Lord, What Should i Do?

The first thing I noticed was the building we were in. It could have been anywhere. It didn’t have the stained glass windows, and no bench pews. The next things that stuck out to me was the proliferation of monitors. It was similar to most family style restaurants or sport bars where there are TV’s everywhere. It is the norm today where the same audience (young people) are. There had to be at least ten of them hanging from the ceiling so that no matter where you sat in the sanctuary you could see a screen. They all mirrored the large one on stage. The monitors cycled through announcements, FAQ’s and ways to contact and join the church through social media pretty close to what you would see at a movie theater before waiting for the featured presentation.

There were no “ushers” dressed in white or with a dark suit and gloves. The ushers I saw looked like event security personnel you might see at a sporting event with tee shirts with the church logo on it. At the five minute mark, the announcements on the monitors ceased and a countdown timer began showing us how much time we had left before it started. At two minutes to go, the musicians and the choir walked on stage. When the timer stopped the head of the choir took the microphone and opened in prayer. The choir began and words of the lyrics appeared on the screens as well as television like cameramen videoing the entire show for the internet. After two songs, a minister came on and gave more announcements, and transitioned from the praise and worship to the time of offering. We were reminded that you can pay online or use the buckets that were passed around. After another selection the pastor got on stage and preached to a crowd of maybe two hundred people. The same ushers walked the crowd and delivered Kleenex to anyone overcome by joy during the worship.
It was orderly. It was timely. It was effective. It was different than I was used to. There was no “whoop.” There was no cliché Bible quotes. The Message did not end with the reminder that Jesus Christ

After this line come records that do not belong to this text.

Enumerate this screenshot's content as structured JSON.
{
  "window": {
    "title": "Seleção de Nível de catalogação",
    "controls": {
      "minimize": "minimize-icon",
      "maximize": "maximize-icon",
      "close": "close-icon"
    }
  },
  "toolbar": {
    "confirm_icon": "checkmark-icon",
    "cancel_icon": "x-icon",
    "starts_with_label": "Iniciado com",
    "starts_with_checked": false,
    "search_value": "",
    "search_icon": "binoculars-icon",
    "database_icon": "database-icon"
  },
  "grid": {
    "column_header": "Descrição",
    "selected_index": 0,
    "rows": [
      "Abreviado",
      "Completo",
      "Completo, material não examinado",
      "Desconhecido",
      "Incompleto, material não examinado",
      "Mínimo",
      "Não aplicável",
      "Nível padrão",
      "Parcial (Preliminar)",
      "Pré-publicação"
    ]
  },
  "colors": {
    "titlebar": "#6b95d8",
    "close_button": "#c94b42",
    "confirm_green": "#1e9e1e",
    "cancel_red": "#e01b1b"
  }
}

“died and was buried in a borrowed tomb and on the third day got up with all power in His hands.”

There was no “invitation to discipleship” at the end. There was no long reading of the church announcements or paper bulletins. Most information was online, and presented before the service started on the monitors.

The music was modern. The lyrics where placed on the monitors even with the acknowledgement of the artist and copyrighter.

I don’t think the traditional church can be this church. The audiences are different. The preferences are different. I don’t see 60+ people wanting “their” church to change.

It is apples to oranges. It’s oil and water. Now that I saw this –I am just sharing. I’m not saying this is the way it has to be. I am not saying that this was heaven on earth. I am not saying I agree with everything I witnessed but I wonder…

Have you been to a modern church lately and seen the differences I spoke of? If so, what did you think?

If in the Washington DC area check it out in person or visit Zion Church online at



Rev. Kenn Blanchard is a professional speaker, writer, podcaster, and digital influencer. Follow him on Twitter, Facebook He is the force behind BlackManWithAGun.com, founder of Blanchard.Media and the SpeaklifeChurch.net